» **What the exercise asks**: Whenever a line in the data contains "Kövesföld", show that line.

Stored items from a collection
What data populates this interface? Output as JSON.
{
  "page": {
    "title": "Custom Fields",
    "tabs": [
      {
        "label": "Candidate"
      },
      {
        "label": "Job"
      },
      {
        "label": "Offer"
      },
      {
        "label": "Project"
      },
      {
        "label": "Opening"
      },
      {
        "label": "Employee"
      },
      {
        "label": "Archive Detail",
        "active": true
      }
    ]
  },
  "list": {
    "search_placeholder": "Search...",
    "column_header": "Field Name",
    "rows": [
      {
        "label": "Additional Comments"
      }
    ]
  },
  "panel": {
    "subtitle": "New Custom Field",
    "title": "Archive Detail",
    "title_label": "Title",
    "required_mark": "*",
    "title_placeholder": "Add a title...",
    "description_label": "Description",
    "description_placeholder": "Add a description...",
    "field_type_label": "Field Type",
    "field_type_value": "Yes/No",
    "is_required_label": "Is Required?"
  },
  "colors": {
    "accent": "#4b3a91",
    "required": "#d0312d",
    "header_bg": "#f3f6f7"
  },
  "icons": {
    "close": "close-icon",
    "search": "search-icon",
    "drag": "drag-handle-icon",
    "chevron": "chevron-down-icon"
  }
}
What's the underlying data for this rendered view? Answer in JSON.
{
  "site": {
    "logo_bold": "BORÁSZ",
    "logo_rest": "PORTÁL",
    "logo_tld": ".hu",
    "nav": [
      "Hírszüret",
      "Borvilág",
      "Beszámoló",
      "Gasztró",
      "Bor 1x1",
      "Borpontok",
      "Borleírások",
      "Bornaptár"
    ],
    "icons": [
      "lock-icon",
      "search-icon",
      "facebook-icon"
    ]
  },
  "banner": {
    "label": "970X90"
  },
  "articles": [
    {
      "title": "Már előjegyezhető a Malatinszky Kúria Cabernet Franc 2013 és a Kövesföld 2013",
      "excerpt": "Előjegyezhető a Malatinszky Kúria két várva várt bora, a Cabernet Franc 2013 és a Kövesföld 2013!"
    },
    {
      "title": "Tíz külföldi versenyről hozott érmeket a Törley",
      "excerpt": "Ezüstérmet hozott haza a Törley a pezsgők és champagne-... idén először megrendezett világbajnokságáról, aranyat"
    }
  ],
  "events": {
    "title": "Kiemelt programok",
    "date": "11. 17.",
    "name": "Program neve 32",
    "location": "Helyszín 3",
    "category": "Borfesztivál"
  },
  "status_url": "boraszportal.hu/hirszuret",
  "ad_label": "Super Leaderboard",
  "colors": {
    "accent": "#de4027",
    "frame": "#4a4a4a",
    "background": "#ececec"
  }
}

» **Result of this exercise**:
      "title": "Már előjegyezhető a Malatinszky Kúria Cabernet Franc 2013 és a Kövesföld 2013",
      "excerpt": "Előjegyezhető a Malatinszky Kúria két várva várt bora, a Cabernet Franc 2013 és a Kövesföld 2013!"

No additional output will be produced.